Located in Kütahya's Çavdarhisar province is the best preserved temple of Zeus in Anatolia. The city thrived during the 2nd and 3rd centuries became a diocese in the Byzantine era. A stadium, theater, mosaic baths and a gymnasium, bridges, a necropolis and stock market structures constitute the most important sites of the city. The construction of the temple began in the 2nd quarter of the 2nd century A.D.
One of the landmarks of Istanbul, Hagia Sophia served as a cathedral and the greatest church of the capital where monarchs were crowned throughout the Eastern Roman Empire period. It was built for the third time between 532 and 537 by the Byzantine Emperor Justinian I, who boasted of the height of the dome. After conquering the city in 1453, the Ottoman Sultan Mehmed the Conqueror did not touch Hagia Sophia's structure and turned it into a mosque, serving the Muslim community of Istanbul for hundreds of centuries. One of the greatest ancient structures of the world, Hagia Sophia was turned into a museum in Feb. 1, 1935.
Divriği Great Mosque
Located in modern day province of Sivas, the Divriği Great Mosque was built by the local dynasty of the Mengujekids in the early 13th century during a time when Anatolia was largely ruled by the Anatolia beyliks. The mosque is in fact in a form of a health and education complex, featuring a hospital and a madrasah. The interior of the mosque consists of stone piers, which support the stone vaults above. The central bay of the mosque appears to have been left open to the sky, as is the case in other medieval Anatolian mosques that omit courtyards.
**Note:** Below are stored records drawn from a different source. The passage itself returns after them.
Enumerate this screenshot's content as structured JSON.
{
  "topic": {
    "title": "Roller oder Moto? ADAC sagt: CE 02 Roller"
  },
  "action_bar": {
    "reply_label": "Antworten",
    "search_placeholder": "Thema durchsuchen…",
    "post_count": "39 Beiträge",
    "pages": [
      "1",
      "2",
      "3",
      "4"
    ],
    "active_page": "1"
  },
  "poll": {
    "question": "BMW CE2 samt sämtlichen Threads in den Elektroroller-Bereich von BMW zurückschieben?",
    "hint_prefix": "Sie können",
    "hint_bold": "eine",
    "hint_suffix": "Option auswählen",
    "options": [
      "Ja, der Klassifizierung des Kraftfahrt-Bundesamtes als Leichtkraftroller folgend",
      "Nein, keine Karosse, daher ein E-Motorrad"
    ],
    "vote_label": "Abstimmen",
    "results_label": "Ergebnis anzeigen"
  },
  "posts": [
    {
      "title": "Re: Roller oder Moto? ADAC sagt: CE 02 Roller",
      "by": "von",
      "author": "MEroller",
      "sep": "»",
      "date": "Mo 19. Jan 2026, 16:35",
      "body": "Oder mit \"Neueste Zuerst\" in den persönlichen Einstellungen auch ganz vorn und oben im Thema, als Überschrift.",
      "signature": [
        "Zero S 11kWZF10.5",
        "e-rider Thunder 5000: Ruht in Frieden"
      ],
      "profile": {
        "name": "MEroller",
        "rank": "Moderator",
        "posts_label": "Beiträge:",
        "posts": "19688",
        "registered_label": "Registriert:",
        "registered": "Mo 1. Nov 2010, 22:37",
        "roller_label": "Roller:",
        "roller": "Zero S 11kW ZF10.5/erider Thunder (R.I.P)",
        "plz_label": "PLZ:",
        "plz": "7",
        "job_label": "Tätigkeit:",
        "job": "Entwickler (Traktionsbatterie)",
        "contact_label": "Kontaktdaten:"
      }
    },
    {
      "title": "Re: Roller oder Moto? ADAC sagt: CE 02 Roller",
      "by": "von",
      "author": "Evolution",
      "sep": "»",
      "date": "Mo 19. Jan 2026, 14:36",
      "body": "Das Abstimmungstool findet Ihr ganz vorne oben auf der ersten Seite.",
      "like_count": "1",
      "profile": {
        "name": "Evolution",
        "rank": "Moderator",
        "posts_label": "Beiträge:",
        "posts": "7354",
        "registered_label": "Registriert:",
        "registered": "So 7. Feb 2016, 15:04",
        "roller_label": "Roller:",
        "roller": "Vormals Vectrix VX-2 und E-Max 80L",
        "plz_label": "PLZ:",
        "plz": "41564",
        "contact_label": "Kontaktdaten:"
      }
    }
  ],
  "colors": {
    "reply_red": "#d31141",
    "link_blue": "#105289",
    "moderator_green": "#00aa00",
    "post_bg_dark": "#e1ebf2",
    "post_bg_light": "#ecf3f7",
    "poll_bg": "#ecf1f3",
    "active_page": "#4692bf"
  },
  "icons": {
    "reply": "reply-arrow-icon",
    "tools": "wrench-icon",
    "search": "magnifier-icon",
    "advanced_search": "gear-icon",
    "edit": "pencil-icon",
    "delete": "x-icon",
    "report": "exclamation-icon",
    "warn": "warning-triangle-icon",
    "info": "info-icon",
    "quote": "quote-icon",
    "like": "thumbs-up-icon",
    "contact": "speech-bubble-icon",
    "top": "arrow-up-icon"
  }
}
Some carved wooden panels said to belong to the royal platform are today on view in the museum of the Directorate of Pious Endowments in Ankara.
The Blue Mosque
The Blue Mosque, also known as "The Sultan Ahmed Mosque" with its about 20,000 blue, green and white İznik tiles, has a great reputation among domestic and foreign tourists in Istanbul. It is located in a complex consisting of a mosque, a madrasa, a dar ul-kurra (Quran school), a muvakkithane (timing room), a sıbyan mektebi (elementary school), an arasta (bazaar), a hamam (bath), an imaret (public soup-kitchen), a darüş-şifa (hospital) and a tomb. The mosque that Ahmed I had Sedefkar Mehmed Agha build from 1609 to 1616 is the first six-minaret mosque in Turkey. It is one of the most beautiful and most magnificent mosques from the Ottoman period. The inside of the mosque is illuminated via 206 windows. Its large dome is supported by four huge pillars called "elephant legs." It is part of the site that was added to UNESCO World Heritage list in 1985 under the name of Istanbul's Historical Sites.